:: Entries supplied

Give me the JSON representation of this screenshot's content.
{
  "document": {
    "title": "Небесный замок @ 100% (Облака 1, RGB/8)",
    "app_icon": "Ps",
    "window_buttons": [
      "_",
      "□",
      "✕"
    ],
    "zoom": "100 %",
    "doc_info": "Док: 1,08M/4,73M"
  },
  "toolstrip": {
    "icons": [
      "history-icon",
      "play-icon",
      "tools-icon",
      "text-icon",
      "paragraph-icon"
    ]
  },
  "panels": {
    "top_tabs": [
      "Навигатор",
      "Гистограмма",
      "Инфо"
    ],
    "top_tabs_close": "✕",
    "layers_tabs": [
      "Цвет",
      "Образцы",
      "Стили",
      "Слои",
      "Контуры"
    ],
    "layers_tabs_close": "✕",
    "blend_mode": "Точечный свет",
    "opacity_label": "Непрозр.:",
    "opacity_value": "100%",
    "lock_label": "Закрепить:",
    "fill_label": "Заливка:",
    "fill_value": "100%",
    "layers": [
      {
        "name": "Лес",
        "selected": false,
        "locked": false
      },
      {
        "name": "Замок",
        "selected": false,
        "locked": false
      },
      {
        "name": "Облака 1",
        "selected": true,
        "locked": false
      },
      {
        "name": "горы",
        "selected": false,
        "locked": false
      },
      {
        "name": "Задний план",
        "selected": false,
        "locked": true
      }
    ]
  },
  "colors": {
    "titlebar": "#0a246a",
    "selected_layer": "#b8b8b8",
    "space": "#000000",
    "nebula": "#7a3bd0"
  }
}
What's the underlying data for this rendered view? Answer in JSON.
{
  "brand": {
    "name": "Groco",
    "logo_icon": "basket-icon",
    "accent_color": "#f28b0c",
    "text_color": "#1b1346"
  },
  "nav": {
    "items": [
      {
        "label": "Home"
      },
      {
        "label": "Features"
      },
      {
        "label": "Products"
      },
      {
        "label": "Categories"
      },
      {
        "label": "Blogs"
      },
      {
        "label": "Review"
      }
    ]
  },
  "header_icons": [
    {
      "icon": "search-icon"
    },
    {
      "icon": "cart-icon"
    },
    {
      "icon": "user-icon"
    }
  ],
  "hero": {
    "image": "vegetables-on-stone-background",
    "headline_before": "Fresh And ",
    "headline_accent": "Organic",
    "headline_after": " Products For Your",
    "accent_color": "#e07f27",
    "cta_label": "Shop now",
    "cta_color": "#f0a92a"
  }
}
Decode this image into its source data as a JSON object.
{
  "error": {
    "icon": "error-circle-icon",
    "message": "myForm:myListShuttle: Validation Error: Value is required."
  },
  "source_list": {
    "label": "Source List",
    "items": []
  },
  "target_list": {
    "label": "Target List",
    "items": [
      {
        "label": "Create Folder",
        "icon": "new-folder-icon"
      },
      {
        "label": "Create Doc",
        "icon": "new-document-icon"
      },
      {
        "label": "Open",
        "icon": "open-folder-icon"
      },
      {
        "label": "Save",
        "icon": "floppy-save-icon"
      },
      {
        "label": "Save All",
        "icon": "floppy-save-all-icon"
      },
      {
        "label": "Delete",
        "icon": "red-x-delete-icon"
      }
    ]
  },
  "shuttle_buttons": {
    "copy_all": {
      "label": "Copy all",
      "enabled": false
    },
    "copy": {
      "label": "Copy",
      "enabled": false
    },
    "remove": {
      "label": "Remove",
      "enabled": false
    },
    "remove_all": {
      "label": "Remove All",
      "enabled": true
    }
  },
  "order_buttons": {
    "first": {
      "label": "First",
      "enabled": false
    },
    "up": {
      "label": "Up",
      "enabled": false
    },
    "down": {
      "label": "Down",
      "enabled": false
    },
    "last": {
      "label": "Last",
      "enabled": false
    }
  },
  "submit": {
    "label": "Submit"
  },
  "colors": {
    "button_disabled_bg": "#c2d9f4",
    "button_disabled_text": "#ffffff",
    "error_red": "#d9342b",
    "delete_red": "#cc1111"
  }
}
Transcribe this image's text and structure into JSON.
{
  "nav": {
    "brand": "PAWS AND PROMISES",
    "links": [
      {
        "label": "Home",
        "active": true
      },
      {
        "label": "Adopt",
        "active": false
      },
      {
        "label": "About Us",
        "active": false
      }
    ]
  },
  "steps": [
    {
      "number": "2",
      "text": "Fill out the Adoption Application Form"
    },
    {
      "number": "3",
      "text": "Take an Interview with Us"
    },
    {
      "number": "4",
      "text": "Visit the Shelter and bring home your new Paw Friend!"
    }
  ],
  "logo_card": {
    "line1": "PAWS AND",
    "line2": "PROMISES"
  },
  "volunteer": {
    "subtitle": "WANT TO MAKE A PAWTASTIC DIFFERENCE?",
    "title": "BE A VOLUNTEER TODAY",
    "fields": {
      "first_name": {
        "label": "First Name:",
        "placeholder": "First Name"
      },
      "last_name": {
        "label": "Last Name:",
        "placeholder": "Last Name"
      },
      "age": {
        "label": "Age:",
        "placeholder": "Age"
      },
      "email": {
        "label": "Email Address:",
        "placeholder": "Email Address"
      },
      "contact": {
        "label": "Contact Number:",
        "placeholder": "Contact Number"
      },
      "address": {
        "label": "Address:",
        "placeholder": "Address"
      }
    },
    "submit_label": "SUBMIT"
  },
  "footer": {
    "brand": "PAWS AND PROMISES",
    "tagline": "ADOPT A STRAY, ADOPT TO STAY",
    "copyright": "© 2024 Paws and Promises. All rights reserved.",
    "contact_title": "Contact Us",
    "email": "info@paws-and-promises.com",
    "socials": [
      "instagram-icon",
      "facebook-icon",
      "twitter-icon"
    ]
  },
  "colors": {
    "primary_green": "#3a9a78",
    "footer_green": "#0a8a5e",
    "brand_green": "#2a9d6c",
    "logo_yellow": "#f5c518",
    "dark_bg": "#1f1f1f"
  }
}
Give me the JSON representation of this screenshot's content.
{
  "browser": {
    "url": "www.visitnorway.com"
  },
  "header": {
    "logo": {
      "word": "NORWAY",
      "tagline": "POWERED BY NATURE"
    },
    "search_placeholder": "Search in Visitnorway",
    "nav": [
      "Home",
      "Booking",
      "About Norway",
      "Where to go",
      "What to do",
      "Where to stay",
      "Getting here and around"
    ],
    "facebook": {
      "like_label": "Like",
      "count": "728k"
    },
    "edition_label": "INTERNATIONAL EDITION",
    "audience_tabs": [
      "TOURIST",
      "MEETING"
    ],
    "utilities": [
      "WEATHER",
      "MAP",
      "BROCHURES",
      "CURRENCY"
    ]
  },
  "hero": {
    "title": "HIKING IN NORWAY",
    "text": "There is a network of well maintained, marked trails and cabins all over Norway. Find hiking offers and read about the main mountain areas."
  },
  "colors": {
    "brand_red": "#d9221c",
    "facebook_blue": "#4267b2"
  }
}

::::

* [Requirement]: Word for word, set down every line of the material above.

* [Output for this task]:
Give me the JSON representation of this screenshot's content.
{
  "document": {
    "title": "Небесный замок @ 100% (Облака 1, RGB/8)",
    "app_icon": "Ps",
    "window_buttons": [
      "_",
      "□",
      "✕"
    ],
    "zoom": "100 %",
    "doc_info": "Док: 1,08M/4,73M"
  },
  "toolstrip": {
    "icons": [
      "history-icon",
      "play-icon",
      "tools-icon",
      "text-icon",
      "paragraph-icon"
    ]
  },
  "panels": {
    "top_tabs": [
      "Навигатор",
      "Гистограмма",
      "Инфо"
    ],
    "top_tabs_close": "✕",
    "layers_tabs": [
      "Цвет",
      "Образцы",
      "Стили",
      "Слои",
      "Контуры"
    ],
    "layers_tabs_close": "✕",
    "blend_mode": "Точечный свет",
    "opacity_label": "Непрозр.:",
    "opacity_value": "100%",
    "lock_label": "Закрепить:",
    "fill_label": "Заливка:",
    "fill_value": "100%",
    "layers": [
      {
        "name": "Лес",
        "selected": false,
        "locked": false
      },
      {
        "name": "Замок",
        "selected": false,
        "locked": false
      },
      {
        "name": "Облака 1",
        "selected": true,
        "locked": false
      },
      {
        "name": "горы",
        "selected": false,
        "locked": false
      },
      {
        "name": "Задний план",
        "selected": false,
        "locked": true
      }
    ]
  },
  "colors": {
    "titlebar": "#0a246a",
    "selected_layer": "#b8b8b8",
    "space": "#000000",
    "nebula": "#7a3bd0"
  }
}
What's the underlying data for this rendered view? Answer in JSON.
{
  "brand": {
    "name": "Groco",
    "logo_icon": "basket-icon",
    "accent_color": "#f28b0c",
    "text_color": "#1b1346"
  },
  "nav": {
    "items": [
      {
        "label": "Home"
      },
      {
        "label": "Features"
      },
      {
        "label": "Products"
      },
      {
        "label": "Categories"
      },
      {
        "label": "Blogs"
      },
      {
        "label": "Review"
      }
    ]
  },
  "header_icons": [
    {
      "icon": "search-icon"
    },
    {
      "icon": "cart-icon"
    },
    {
      "icon": "user-icon"
    }
  ],
  "hero": {
    "image": "vegetables-on-stone-background",
    "headline_before": "Fresh And ",
    "headline_accent": "Organic",
    "headline_after": " Products For Your",
    "accent_color": "#e07f27",
    "cta_label": "Shop now",
    "cta_color": "#f0a92a"
  }
}
Decode this image into its source data as a JSON object.
{
  "error": {
    "icon": "error-circle-icon",
    "message": "myForm:myListShuttle: Validation Error: Value is required."
  },
  "source_list": {
    "label": "Source List",
    "items": []
  },
  "target_list": {
    "label": "Target List",
    "items": [
      {
        "label": "Create Folder",
        "icon": "new-folder-icon"
      },
      {
        "label": "Create Doc",
        "icon": "new-document-icon"
      },
      {
        "label": "Open",
        "icon": "open-folder-icon"
      },
      {
        "label": "Save",
        "icon": "floppy-save-icon"
      },
      {
        "label": "Save All",
        "icon": "floppy-save-all-icon"
      },
      {
        "label": "Delete",
        "icon": "red-x-delete-icon"
      }
    ]
  },
  "shuttle_buttons": {
    "copy_all": {
      "label": "Copy all",
      "enabled": false
    },
    "copy": {
      "label": "Copy",
      "enabled": false
    },
    "remove": {
      "label": "Remove",
      "enabled": false
    },
    "remove_all": {
      "label": "Remove All",
      "enabled": true
    }
  },
  "order_buttons": {
    "first": {
      "label": "First",
      "enabled": false
    },
    "up": {
      "label": "Up",
      "enabled": false
    },
    "down": {
      "label": "Down",
      "enabled": false
    },
    "last": {
      "label": "Last",
      "enabled": false
    }
  },
  "submit": {
    "label": "Submit"
  },
  "colors": {
    "button_disabled_bg": "#c2d9f4",
    "button_disabled_text": "#ffffff",
    "error_red": "#d9342b",
    "delete_red": "#cc1111"
  }
}
Transcribe this image's text and structure into JSON.
{
  "nav": {
    "brand": "PAWS AND PROMISES",
    "links": [
      {
        "label": "Home",
        "active": true
      },
      {
        "label": "Adopt",
        "active": false
      },
      {
        "label": "About Us",
        "active": false
      }
    ]
  },
  "steps": [
    {
      "number": "2",
      "text": "Fill out the Adoption Application Form"
    },
    {
      "number": "3",
      "text": "Take an Interview with Us"
    },
    {
      "number": "4",
      "text": "Visit the Shelter and bring home your new Paw Friend!"
    }
  ],
  "logo_card": {
    "line1": "PAWS AND",
    "line2": "PROMISES"
  },
  "volunteer": {
    "subtitle": "WANT TO MAKE A PAWTASTIC DIFFERENCE?",
    "title": "BE A VOLUNTEER TODAY",
    "fields": {
      "first_name": {
        "label": "First Name:",
        "placeholder": "First Name"
      },
      "last_name": {
        "label": "Last Name:",
        "placeholder": "Last Name"
      },
      "age": {
        "label": "Age:",
        "placeholder": "Age"
      },
      "email": {
        "label": "Email Address:",
        "placeholder": "Email Address"
      },
      "contact": {
        "label": "Contact Number:",
        "placeholder": "Contact Number"
      },
      "address": {
        "label": "Address:",
        "placeholder": "Address"
      }
    },
    "submit_label": "SUBMIT"
  },
  "footer": {
    "brand": "PAWS AND PROMISES",
    "tagline": "ADOPT A STRAY, ADOPT TO STAY",
    "copyright": "© 2024 Paws and Promises. All rights reserved.",
    "contact_title": "Contact Us",
    "email": "info@paws-and-promises.com",
    "socials": [
      "instagram-icon",
      "facebook-icon",
      "twitter-icon"
    ]
  },
  "colors": {
    "primary_green": "#3a9a78",
    "footer_green": "#0a8a5e",
    "brand_green": "#2a9d6c",
    "logo_yellow": "#f5c518",
    "dark_bg": "#1f1f1f"
  }
}
Give me the JSON representation of this screenshot's content.
{
  "browser": {
    "url": "www.visitnorway.com"
  },
  "header": {
    "logo": {
      "word": "NORWAY",
      "tagline": "POWERED BY NATURE"
    },
    "search_placeholder": "Search in Visitnorway",
    "nav": [
      "Home",
      "Booking",
      "About Norway",
      "Where to go",
      "What to do",
      "Where to stay",
      "Getting here and around"
    ],
    "facebook": {
      "like_label": "Like",
      "count": "728k"
    },
    "edition_label": "INTERNATIONAL EDITION",
    "audience_tabs": [
      "TOURIST",
      "MEETING"
    ],
    "utilities": [
      "WEATHER",
      "MAP",
      "BROCHURES",
      "CURRENCY"
    ]
  },
  "hero": {
    "title": "HIKING IN NORWAY",
    "text": "There is a network of well maintained, marked trails and cabins all over Norway. Find hiking offers and read about the main mountain areas."
  },
  "colors": {
    "brand_red": "#d9221c",
    "facebook_blue": "#4267b2"
  }
}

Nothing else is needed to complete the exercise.